== Segment start ==

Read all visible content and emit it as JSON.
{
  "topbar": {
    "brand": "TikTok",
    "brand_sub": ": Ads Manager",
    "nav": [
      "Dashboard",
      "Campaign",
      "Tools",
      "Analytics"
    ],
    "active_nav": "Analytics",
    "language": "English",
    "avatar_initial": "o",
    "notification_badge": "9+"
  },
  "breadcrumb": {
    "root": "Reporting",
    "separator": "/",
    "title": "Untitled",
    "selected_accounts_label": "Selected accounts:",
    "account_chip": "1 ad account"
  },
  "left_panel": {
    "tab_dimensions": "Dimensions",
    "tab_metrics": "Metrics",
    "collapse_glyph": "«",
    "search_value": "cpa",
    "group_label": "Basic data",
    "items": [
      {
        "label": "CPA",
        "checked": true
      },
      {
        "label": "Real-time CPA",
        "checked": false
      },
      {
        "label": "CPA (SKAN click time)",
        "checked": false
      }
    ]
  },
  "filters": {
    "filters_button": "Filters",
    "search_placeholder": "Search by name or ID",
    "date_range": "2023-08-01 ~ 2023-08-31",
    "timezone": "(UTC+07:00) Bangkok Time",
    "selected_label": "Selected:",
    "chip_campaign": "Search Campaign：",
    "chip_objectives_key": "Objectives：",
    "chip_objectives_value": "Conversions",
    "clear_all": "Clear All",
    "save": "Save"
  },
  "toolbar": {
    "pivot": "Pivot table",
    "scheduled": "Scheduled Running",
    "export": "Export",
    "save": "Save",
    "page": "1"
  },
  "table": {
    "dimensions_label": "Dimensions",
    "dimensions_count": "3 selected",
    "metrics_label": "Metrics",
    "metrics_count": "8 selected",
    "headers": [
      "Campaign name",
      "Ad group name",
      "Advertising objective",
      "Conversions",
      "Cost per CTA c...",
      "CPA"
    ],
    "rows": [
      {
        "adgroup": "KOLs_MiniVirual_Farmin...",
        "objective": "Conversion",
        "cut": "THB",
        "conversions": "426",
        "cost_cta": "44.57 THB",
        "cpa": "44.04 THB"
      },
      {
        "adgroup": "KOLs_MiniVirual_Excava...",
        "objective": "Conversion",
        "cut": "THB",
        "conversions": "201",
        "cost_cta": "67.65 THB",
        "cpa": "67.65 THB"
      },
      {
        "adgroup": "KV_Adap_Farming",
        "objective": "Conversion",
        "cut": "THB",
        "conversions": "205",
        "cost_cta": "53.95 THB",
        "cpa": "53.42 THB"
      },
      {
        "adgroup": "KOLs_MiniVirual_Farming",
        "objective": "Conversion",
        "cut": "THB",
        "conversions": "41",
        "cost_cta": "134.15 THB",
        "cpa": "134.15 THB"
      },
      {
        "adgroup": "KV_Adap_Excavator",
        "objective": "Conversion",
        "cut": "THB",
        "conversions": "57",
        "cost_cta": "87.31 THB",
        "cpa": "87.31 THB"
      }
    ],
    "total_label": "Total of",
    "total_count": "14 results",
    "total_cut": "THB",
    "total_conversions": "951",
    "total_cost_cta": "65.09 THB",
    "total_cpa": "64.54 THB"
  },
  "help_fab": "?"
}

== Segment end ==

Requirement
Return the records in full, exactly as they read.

Solution to this exercise
Read all visible content and emit it as JSON.
{
  "topbar": {
    "brand": "TikTok",
    "brand_sub": ": Ads Manager",
    "nav": [
      "Dashboard",
      "Campaign",
      "Tools",
      "Analytics"
    ],
    "active_nav": "Analytics",
    "language": "English",
    "avatar_initial": "o",
    "notification_badge": "9+"
  },
  "breadcrumb": {
    "root": "Reporting",
    "separator": "/",
    "title": "Untitled",
    "selected_accounts_label": "Selected accounts:",
    "account_chip": "1 ad account"
  },
  "left_panel": {
    "tab_dimensions": "Dimensions",
    "tab_metrics": "Metrics",
    "collapse_glyph": "«",
    "search_value": "cpa",
    "group_label": "Basic data",
    "items": [
      {
        "label": "CPA",
        "checked": true
      },
      {
        "label": "Real-time CPA",
        "checked": false
      },
      {
        "label": "CPA (SKAN click time)",
        "checked": false
      }
    ]
  },
  "filters": {
    "filters_button": "Filters",
    "search_placeholder": "Search by name or ID",
    "date_range": "2023-08-01 ~ 2023-08-31",
    "timezone": "(UTC+07:00) Bangkok Time",
    "selected_label": "Selected:",
    "chip_campaign": "Search Campaign：",
    "chip_objectives_key": "Objectives：",
    "chip_objectives_value": "Conversions",
    "clear_all": "Clear All",
    "save": "Save"
  },
  "toolbar": {
    "pivot": "Pivot table",
    "scheduled": "Scheduled Running",
    "export": "Export",
    "save": "Save",
    "page": "1"
  },
  "table": {
    "dimensions_label": "Dimensions",
    "dimensions_count": "3 selected",
    "metrics_label": "Metrics",
    "metrics_count": "8 selected",
    "headers": [
      "Campaign name",
      "Ad group name",
      "Advertising objective",
      "Conversions",
      "Cost per CTA c...",
      "CPA"
    ],
    "rows": [
      {
        "adgroup": "KOLs_MiniVirual_Farmin...",
        "objective": "Conversion",
        "cut": "THB",
        "conversions": "426",
        "cost_cta": "44.57 THB",
        "cpa": "44.04 THB"
      },
      {
        "adgroup": "KOLs_MiniVirual_Excava...",
        "objective": "Conversion",
        "cut": "THB",
        "conversions": "201",
        "cost_cta": "67.65 THB",
        "cpa": "67.65 THB"
      },
      {
        "adgroup": "KV_Adap_Farming",
        "objective": "Conversion",
        "cut": "THB",
        "conversions": "205",
        "cost_cta": "53.95 THB",
        "cpa": "53.42 THB"
      },
      {
        "adgroup": "KOLs_MiniVirual_Farming",
        "objective": "Conversion",
        "cut": "THB",
        "conversions": "41",
        "cost_cta": "134.15 THB",
        "cpa": "134.15 THB"
      },
      {
        "adgroup": "KV_Adap_Excavator",
        "objective": "Conversion",
        "cut": "THB",
        "conversions": "57",
        "cost_cta": "87.31 THB",
        "cpa": "87.31 THB"
      }
    ],
    "total_label": "Total of",
    "total_count": "14 results",
    "total_cut": "THB",
    "total_conversions": "951",
    "total_cost_cta": "65.09 THB",
    "total_cpa": "64.54 THB"
  },
  "help_fab": "?"
}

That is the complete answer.